Retirement services company ING U.S.' decision to drop its title sponsorship marathons in N.Y., Miami and Hartford was "something of a head-scratcher," but whether it also is a "dumb marketing move is a more complicated question," according to Dan Haar of the HARTFORD COURANT. The company's name will change to Voya Financial starting in '14 after it spun off from Holland-based parent company ING Group in May. The sponsorships "brought the company wide recognition," so this could be a "lost opportunity." Miami Marathon co-Founder Frankie Ruiz said, "It's still mind-boggling to me that they walked away from the scene.
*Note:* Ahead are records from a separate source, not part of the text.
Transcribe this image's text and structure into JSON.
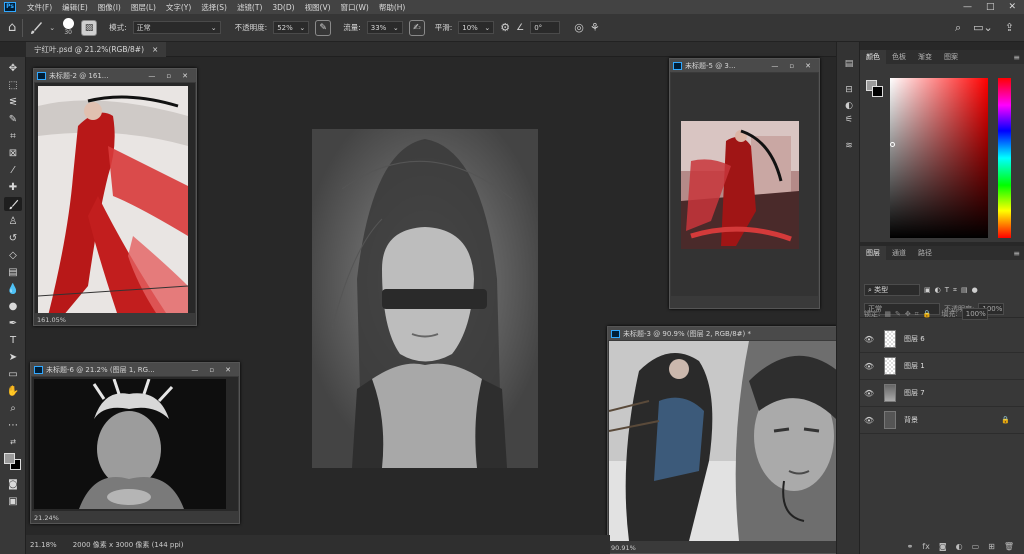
{
  "app": {
    "logo": "Ps",
    "menu": [
      "文件(F)",
      "编辑(E)",
      "图像(I)",
      "图层(L)",
      "文字(Y)",
      "选择(S)",
      "滤镜(T)",
      "3D(D)",
      "视图(V)",
      "窗口(W)",
      "帮助(H)"
    ],
    "window_controls": [
      "—",
      "□",
      "✕"
    ]
  },
  "options": {
    "brush_size": "30",
    "mode_label": "模式:",
    "mode_value": "正常",
    "opacity_label": "不透明度:",
    "opacity_value": "52%",
    "flow_label": "流量:",
    "flow_value": "33%",
    "smooth_label": "平滑:",
    "smooth_value": "10%",
    "angle_value": "0°"
  },
  "tab": {
    "title": "宁红叶.psd @ 21.2%(RGB/8#)",
    "close": "×"
  },
  "windows": [
    {
      "title": "未标题-2 @ 161...",
      "zoom": "161.05%"
    },
    {
      "title": "未标题-5 @ 3...",
      "zoom": ""
    },
    {
      "title": "未标题-6 @ 21.2% (图层 1, RG...",
      "zoom": "21.24%"
    },
    {
      "title": "未标题-3 @ 90.9% (图层 2, RGB/8#) *",
      "zoom": "90.91%"
    }
  ],
  "status": {
    "zoom": "21.18%",
    "doc_info": "2000 像素 x 3000 像素 (144 ppi)"
  },
  "color_panel": {
    "tabs": [
      "颜色",
      "色板",
      "渐变",
      "图案"
    ],
    "fg_color": "#9a9a9a",
    "bg_color": "#000000"
  },
  "layers_panel": {
    "tabs": [
      "图层",
      "通道",
      "路径"
    ],
    "filter_label": "类型",
    "blend_mode": "正常",
    "opacity_label": "不透明度:",
    "opacity_value": "100%",
    "lock_label": "锁定:",
    "fill_label": "填充:",
    "fill_value": "100%",
    "layers": [
      {
        "name": "图层 6",
        "thumb": "checker"
      },
      {
        "name": "图层 1",
        "thumb": "checker"
      },
      {
        "name": "图层 7",
        "thumb": "photo"
      },
      {
        "name": "背景",
        "thumb": "bg",
        "locked": true
      }
    ]
  }
}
They were entrenched. ... We had a beautiful marriage for eight years." Haar noted with "tens of millions of eyeballs on those distinctive, bright orange banners, it seems like ING could have extended the sponsorships by one more year at least, if only to get the Voya name out there." Neither the company nor the marathon organizers "would say how much ING plunked down for the race names, but Hartford is believed to be in the low hundreds of thousands of dollars per year; Miami is in the mid-six-figure range; and New York would be well over a million dollars." It is "possible that ING U.S. wants to distance itself from ING Group as it becomes Voya Financial." ING Group, "after all, spun off the U.S. business as a condition of a bailout in Europe." However ING U.S. Head of Strategic Communications Phil Margolis "rejected that concern" (HARTFORD COURANT, 11/13).